While the Indiana woman's Title I claim was rejected in the instance mentioned above, her Title II claim was upheld. If it can be demonstrated that the keylogger gave someone access to electronic communications kept in electronic storage without their authorization, that person has violated Title II using the keylogger.

When it comes to how to handle emails whose content was collected through the use of a keylogger, courts have been all over the place, which makes it difficult to apply Title II to keyloggers. There are differing views on whether it counts if the emails were opened or saved automatically by the Internet service provider or manually.

So, are they prohibited or not?

The need for reform in this area has been addressed in a large number of law review articles. There have been several suggested spyware laws that have made an effort to solve keylogger inconsistencies and existing loopholes. The truth is that the issue of federal culpability is ambiguous as it stands due to loopholes in Title I and Title II and a plethora of divergent viewpoints.

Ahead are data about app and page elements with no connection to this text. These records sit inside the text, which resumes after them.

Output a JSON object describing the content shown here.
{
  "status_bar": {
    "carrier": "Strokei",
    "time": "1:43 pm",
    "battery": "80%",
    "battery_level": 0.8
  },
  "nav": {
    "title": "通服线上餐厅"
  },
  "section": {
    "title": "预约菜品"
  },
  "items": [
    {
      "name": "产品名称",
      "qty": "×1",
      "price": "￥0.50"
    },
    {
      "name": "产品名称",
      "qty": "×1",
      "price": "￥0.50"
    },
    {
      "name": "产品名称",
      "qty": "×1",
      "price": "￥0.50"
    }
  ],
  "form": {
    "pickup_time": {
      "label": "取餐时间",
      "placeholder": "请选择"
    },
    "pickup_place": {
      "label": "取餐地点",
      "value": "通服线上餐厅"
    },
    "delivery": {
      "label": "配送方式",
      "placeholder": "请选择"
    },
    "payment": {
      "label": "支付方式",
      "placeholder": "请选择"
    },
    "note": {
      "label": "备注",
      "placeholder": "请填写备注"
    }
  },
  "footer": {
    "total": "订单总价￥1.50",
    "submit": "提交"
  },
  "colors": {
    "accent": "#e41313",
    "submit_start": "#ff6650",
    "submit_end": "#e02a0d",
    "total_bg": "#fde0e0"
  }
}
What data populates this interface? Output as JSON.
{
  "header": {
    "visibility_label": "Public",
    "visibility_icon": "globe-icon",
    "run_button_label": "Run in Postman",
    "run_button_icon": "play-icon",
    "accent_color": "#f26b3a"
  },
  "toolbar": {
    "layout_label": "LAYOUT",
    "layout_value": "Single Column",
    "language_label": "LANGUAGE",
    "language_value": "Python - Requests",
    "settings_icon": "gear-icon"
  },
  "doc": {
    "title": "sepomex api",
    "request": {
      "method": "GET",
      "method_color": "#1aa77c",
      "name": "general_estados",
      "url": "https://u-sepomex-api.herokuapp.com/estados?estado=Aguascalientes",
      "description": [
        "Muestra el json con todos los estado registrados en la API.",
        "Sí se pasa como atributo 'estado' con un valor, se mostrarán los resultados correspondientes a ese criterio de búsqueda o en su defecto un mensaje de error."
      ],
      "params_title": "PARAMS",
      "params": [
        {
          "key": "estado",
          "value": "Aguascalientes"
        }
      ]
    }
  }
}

Our recommendation is to proceed cautiously. There are many unanswered questions in this area of the law. The topic of whether keyloggers are legal under federal law is incredibly difficult to address. Some courts have a more restrictive interpretation of the statutes than others. It is unknown if the use of a keylogger will result in responsibility under Title I or Title II until there are well-defined guidelines, either through judicial judgments or legislation.

Even if a state law governing computer-related offenses is determined to have been broken, you may still be found guilty of doing so and be held liable for common law tort claims. This is true even if a federal statute was not found to have been broken.

We caution you against employing keyloggers to catch your spouse cheating because doing so may put you in violation of several state and federal laws.